It’s pretty rare when a pitcher’s only two hits allowed are home runs, and big ones at that. But weirdly enough, Price has had this kind of outing before — just over eight years ago, in fact. And almost more weirdly, he remembers it like it was yesterday.
“Yeah, my last start in Double-A,” Price recalled after the game. “We were in Huntsville (playing the Double-A Stars). It was when I was in Tampa playing for the (Montgomery) Biscuits. I gave up two hits, and they were both solo homers. They were hit very hard.”
A quick glance at Price’s line from that July 28, 2008 game reveals an eerily similar stat line: eight innings, two runs, two hits (both homers), seven strikeouts and no walks. The final score: 9-2.
If this was déjà vu all over again for Price, he certainly didn’t seem to mind. Long balls aside, the former Cy Young Award winner appears to be finding his groove at just the right time, with a 2.16 ERA over his last seven starts.

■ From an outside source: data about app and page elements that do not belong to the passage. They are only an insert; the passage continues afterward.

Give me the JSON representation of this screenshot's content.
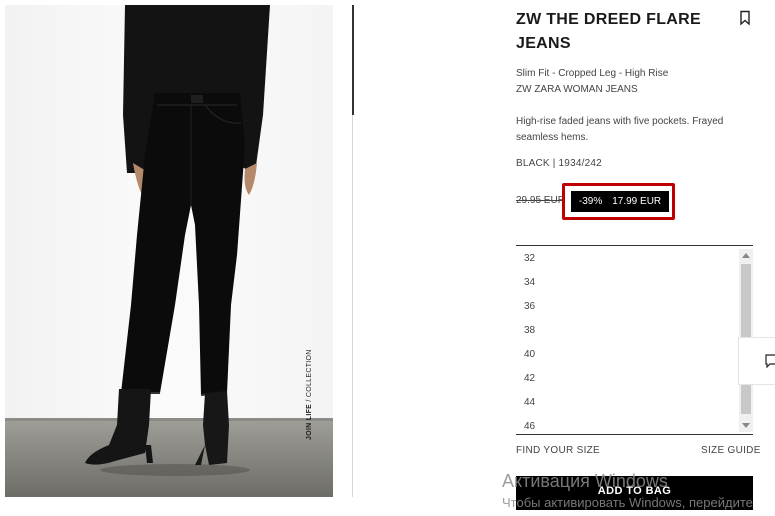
{
  "product": {
    "title": "ZW THE DREED FLARE JEANS",
    "subtitle_line1": "Slim Fit - Cropped Leg - High Rise",
    "subtitle_line2": "ZW ZARA WOMAN JEANS",
    "description": "High-rise faded jeans with five pockets. Frayed seamless hems.",
    "color_ref": "BLACK | 1934/242",
    "old_price": "29.95 EUR",
    "discount": "-39%",
    "price": "17.99 EUR",
    "image_caption_bold": "JOIN LIFE",
    "image_caption_rest": " / COLLECTION"
  },
  "sizes": [
    "32",
    "34",
    "36",
    "38",
    "40",
    "42",
    "44",
    "46"
  ],
  "links": {
    "find_your_size": "FIND YOUR SIZE",
    "size_guide": "SIZE GUIDE"
  },
  "actions": {
    "add_to_bag": "ADD TO BAG"
  },
  "icons": {
    "bookmark": "bookmark-icon",
    "chat": "chat-icon"
  },
  "watermark": {
    "line1": "Активация Windows",
    "line2": "Чтобы активировать Windows, перейдите"
  },
  "colors": {
    "highlight": "#c00000",
    "badge": "#000000"
  }
}
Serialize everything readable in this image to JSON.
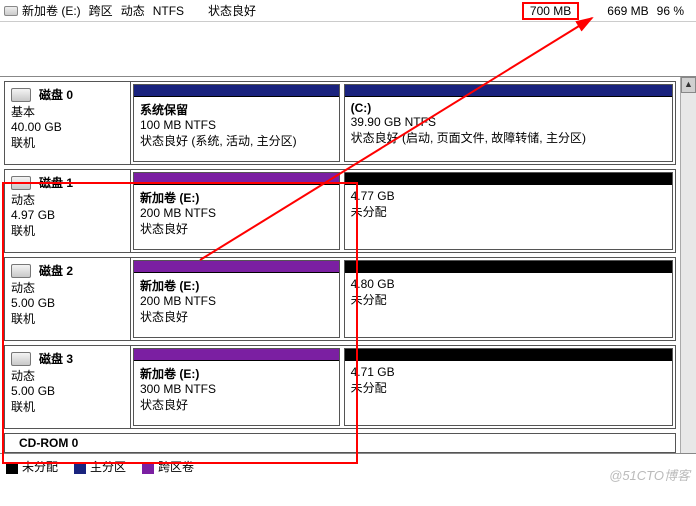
{
  "top": {
    "name": "新加卷 (E:)",
    "layout": "跨区",
    "type": "动态",
    "fs": "NTFS",
    "status": "状态良好",
    "size": "700 MB",
    "free": "669 MB",
    "percent": "96 %"
  },
  "disks": [
    {
      "title": "磁盘 0",
      "kind": "基本",
      "size": "40.00 GB",
      "state": "联机",
      "parts": [
        {
          "bar": "bar-blue",
          "flex": 1,
          "name": "系统保留",
          "line2": "100 MB NTFS",
          "line3": "状态良好 (系统, 活动, 主分区)"
        },
        {
          "bar": "bar-blue",
          "flex": 1.6,
          "name": "(C:)",
          "line2": "39.90 GB NTFS",
          "line3": "状态良好 (启动, 页面文件, 故障转储, 主分区)"
        }
      ]
    },
    {
      "title": "磁盘 1",
      "kind": "动态",
      "size": "4.97 GB",
      "state": "联机",
      "parts": [
        {
          "bar": "bar-purple",
          "flex": 1,
          "name": "新加卷  (E:)",
          "line2": "200 MB NTFS",
          "line3": "状态良好"
        },
        {
          "bar": "bar-black",
          "flex": 1.6,
          "name": "",
          "line2": "4.77 GB",
          "line3": "未分配"
        }
      ]
    },
    {
      "title": "磁盘 2",
      "kind": "动态",
      "size": "5.00 GB",
      "state": "联机",
      "parts": [
        {
          "bar": "bar-purple",
          "flex": 1,
          "name": "新加卷  (E:)",
          "line2": "200 MB NTFS",
          "line3": "状态良好"
        },
        {
          "bar": "bar-black",
          "flex": 1.6,
          "name": "",
          "line2": "4.80 GB",
          "line3": "未分配"
        }
      ]
    },
    {
      "title": "磁盘 3",
      "kind": "动态",
      "size": "5.00 GB",
      "state": "联机",
      "parts": [
        {
          "bar": "bar-purple",
          "flex": 1,
          "name": "新加卷  (E:)",
          "line2": "300 MB NTFS",
          "line3": "状态良好"
        },
        {
          "bar": "bar-black",
          "flex": 1.6,
          "name": "",
          "line2": "4.71 GB",
          "line3": "未分配"
        }
      ]
    }
  ],
  "cdrom": "CD-ROM 0",
  "legend": {
    "unalloc": "未分配",
    "primary": "主分区",
    "spanned": "跨区卷"
  },
  "watermark": "@51CTO博客"
}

“Execution,” Price said when asked about the key to his recent success. “Just sticking with it. That’s what it is.”
Let’s hit a few other notes from Red Sox-Orioles:
— Mookie Betts made another play Monday that reminded everyone why he’s a candidate for MVP in the American League. And if you ask Price, Betts deserves the award — not that he’s biased, of course.
“That’s just a heads-up play,” Price said. “Mookie’s my MVP.”
— The Red Sox made a rotation change during their recent road trip to keep Price on five days’ rest, and it appears that was a strategic one.
The left-hander now is set up to start Game No. 162 against the Toronto Blue Jays, which manager John Farrell confirmed he’ll do before Monday’s game. That could open the door for Rick Porcello to start the first game of the postseason, if necessary.
— Andrew Benintendi is expected to return this week, but Chris Young is playing like a man who wants to keep his job. The Red Sox left fielder fell a triple short of the cycle in a 4-for-4 effort and now has three home runs over a 9-for-16 tear in his last five games.
“We’re looking at a guy with a long, productive major league career,” Farrell said of Young. “Yeah, over the course of his career, he’s been more productive against left-handers, but he’s gotten more comfortable against right-handers. His swing is ideal for this ballpark, two primary reasons why he was signed here.”
— Plenty of runs were scored Monday night, and along with those runs came plenty of milestones. Here are the two most impressive:
— Steven Wright still is recovering from a right shoulder injury, and judging by Farrell’s comments before Monday’s game, it doesn’t sound like the knuckleballer is returning to the rotation in the near future.
“We’re hopeful to get a throwing program initiated,” Farrell said. “I don’t have an exact date when that will take place. He’s showing improvement through the range of motion. The discomfort is diminishing. I also recognize where we are in the calendar, and that’s going to present a challenge here going forward.”
Thumbnail photo via Greg M. Cooper/USA TODAY Sports Images